Members undecided about how to vote on health care face intense pressure. The president is calling. Their leadership is badgering. Unions are threatening to back primary challengers and withhold support. Yet wavering Members be warned: Your constituents can’t twist your arm or make creative threats, but they will be voting in November. And if you vote for this health care legislation, chances are they’ll be voting against you.
That’s the message of a recent poll commissioned by the Independent Women’s Voice and conducted by the polling company, inc/ Woman Trend. The poll focused on voters in 35 Congressional districts in which Members are considered critical votes in the health care debate.
Forty percent of those surveyed want Congress to start from scratch on health care legislation, and another 20 percent think Congress should completely give up working on this issue this year. Far from gathering momentum, new information coming out about the legislation is making voters oppose it more strongly. When asked about how the information they’ve heard during the past 10 days affected their opinion, almost twice as many (55 percent) responded that they were less supportive than responded they have become more supportive (29 percent). Forty-two percent said they became much less supportive.

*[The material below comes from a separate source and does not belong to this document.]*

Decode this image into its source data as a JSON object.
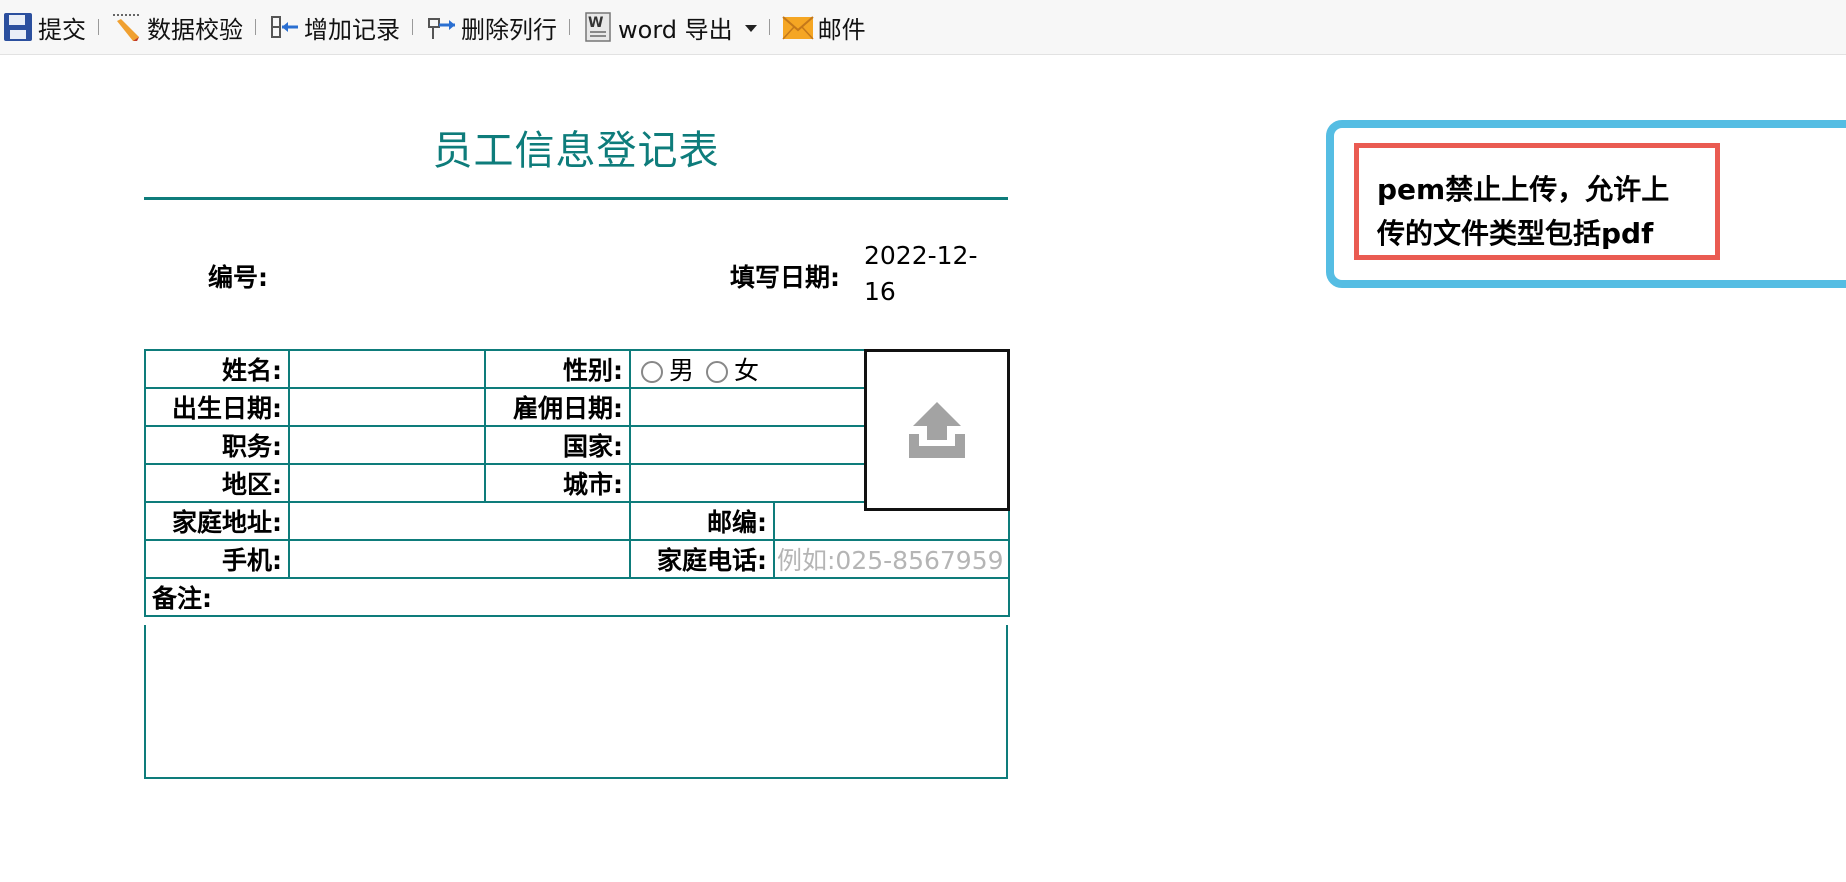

Instead of clamoring for health care reform, the public wants Congress to move on. Nearly 7 in 10 voters feel health care is distracting Congress from bigger priorities, like jobs. By a 2-to-1 margin, those surveyed agreed with the statement that “Even if it means health care reform is not passed this year, I would prefer that my Member of Congress vote against the current legislation.” More people said they would be “relieved” (45 percent) and “pleased” (21 percent) if health care reform didn’t pass this year, than said they would be “disappointed” (20percent), “frustrated” (19 percent), “angry” (14 percent), or “anxious” (10 percent).
People have good reasons for wanting the legislation to fail: more than half (53 percent) believe that they and their loved ones would be worse off under proposed changes. A majority also think the economy (54 percent) and U.S. health care system (55 percent) would suffer. Many see the health care legislation as an inappropriate federal power grab: 76 percent of respondents (and 80 percent of women) reject the statement that “It is the responsibility of the federal government to mandate that everyone have government-approved health insurance and to be penalized if they do not.”
A margin of nearly 2-to-1 agreed that “the current legislation gives government too big a role in the healthcare system” (63 percent agree [53 percent strongly] vs. 32% disagree). A majority were also very concerned about cost, with 64 percent agreeing (52 percent strongly) that “We as a nation can’t afford to pay for the current healthcare legislation right now.”
Not surprisingly, health care will be a top consideration when voters decide whom to support in November. More than 80 percent of those surveyed said that health care would be among the top three issues they’ll consider. And health care voters overwhelmingly oppose the current legislation.
Overall, 60 percent of voters surveyed said they would vote for the candidate who opposes the proposed health care legislation—that’s nearly twice (32 percent) those who would reward a health care supporter with their vote. Intensity was again on the side of those rejecting current legislation: 38 percent definitely will vote for a candidate opposed to the bill compared to 22 percent who will definitely vote for a health care legislation supporter.
Here’s one finding that’s particularly important for those Members wavering about how to vote this week: if you voted against health care reform in November, your constituents want you to vote against it again. If you voted for it in November, you can help yourself by switching your vote this time around. Sixty-one percent will be less supportive (compared to 29 percent who will be more supportive) of a Member who switched from voting against the bill to voting for the health care bill. In contrast, nearly half (49 percent) will be more supportive (compared to 40 percent who will be less supportive) of a Member who switches from voting for the bill to voting against it.
There are many reasons for Members to vote against this bill: from the policy to the process that has been used to advance it. Yet perhaps the most compelling reason is that Members are elected to represent their constituents—and it is overwhelmingly clear how their constituents would vote on health care if they truly had a voice in Congress.
Carrie Lukas is a fellow at Independent Women’s Voice.